World Bank investment in Bridge International Academies in Kenya via its subsidiary organisation IFC* is to be investigated further by the Compliance Advisor Ombudsman**.
Following complaints to the CAO about Bridge’s operations in the African country, the ombudsman says its initial assessment of the complaints revealed ‘substantial concerns’ about environmental and social outcomes of the IFC’s investment in Bridge. These concerns cover:
1 Allegations of adverse impacts to teachers, parents and students;
2 The environmental and social risk profile of the schools taking into account their ‘number, locations and concerns regarding their construction methods’;
3 The schools’ registration status and whether they meet ‘relevant health and safety requirements.’
The initial assessment ‘does not entail a judgment on the merits of complaints,’ the ombudsman writes.
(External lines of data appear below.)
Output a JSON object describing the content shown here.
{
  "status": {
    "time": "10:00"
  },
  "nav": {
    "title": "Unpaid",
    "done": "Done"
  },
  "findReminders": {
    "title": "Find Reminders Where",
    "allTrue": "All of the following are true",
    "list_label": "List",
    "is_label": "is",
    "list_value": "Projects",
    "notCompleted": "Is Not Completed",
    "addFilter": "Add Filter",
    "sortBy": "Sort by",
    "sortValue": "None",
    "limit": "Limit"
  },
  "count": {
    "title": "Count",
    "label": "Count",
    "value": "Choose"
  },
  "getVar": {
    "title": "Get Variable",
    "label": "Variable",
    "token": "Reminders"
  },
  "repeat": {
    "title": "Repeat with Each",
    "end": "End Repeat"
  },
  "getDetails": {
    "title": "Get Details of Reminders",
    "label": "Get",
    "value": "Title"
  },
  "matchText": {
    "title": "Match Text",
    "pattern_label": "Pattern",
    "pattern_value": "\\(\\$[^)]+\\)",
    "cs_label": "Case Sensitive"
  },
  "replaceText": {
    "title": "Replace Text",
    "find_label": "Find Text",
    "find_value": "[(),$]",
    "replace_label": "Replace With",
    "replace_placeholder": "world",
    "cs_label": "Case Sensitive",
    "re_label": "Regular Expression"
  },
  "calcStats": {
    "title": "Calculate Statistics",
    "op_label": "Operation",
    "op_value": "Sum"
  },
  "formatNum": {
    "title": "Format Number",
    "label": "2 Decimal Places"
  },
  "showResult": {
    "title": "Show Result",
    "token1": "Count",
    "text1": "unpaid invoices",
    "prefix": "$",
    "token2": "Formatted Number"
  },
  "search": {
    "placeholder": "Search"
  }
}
Nevertheless, they were considered sufficiently serious to merit a full appraisal.
This investigation follows complaints about Bridge’s activities in the global south. In 2016, the Ugandan government closed Bridge schools after it found poor hygiene in shoddy buildings and teaching materials which didn’t ‘promote pupil interaction’. In 2017, a cross-party committee of MPs asked the Department for International Development to stop supporting Bridge. This followed a call to investors by 174 global civil society organisation to cease investment in Bridge. At the same time, research into low-cost schools in Liberia including ones run by Bridge found they weren’t cost-effective.
*The International Finance Corporation is a ‘distinct yet complementary organisation’ in the World Bank Group.
**The Compliance Advisor Ombudsman is the independent accountability mechanism for IFC and MIGA, the private sector arms of the World Bank Group. CAO's mission is to address complaints by people affected by IFC and MIGA projects.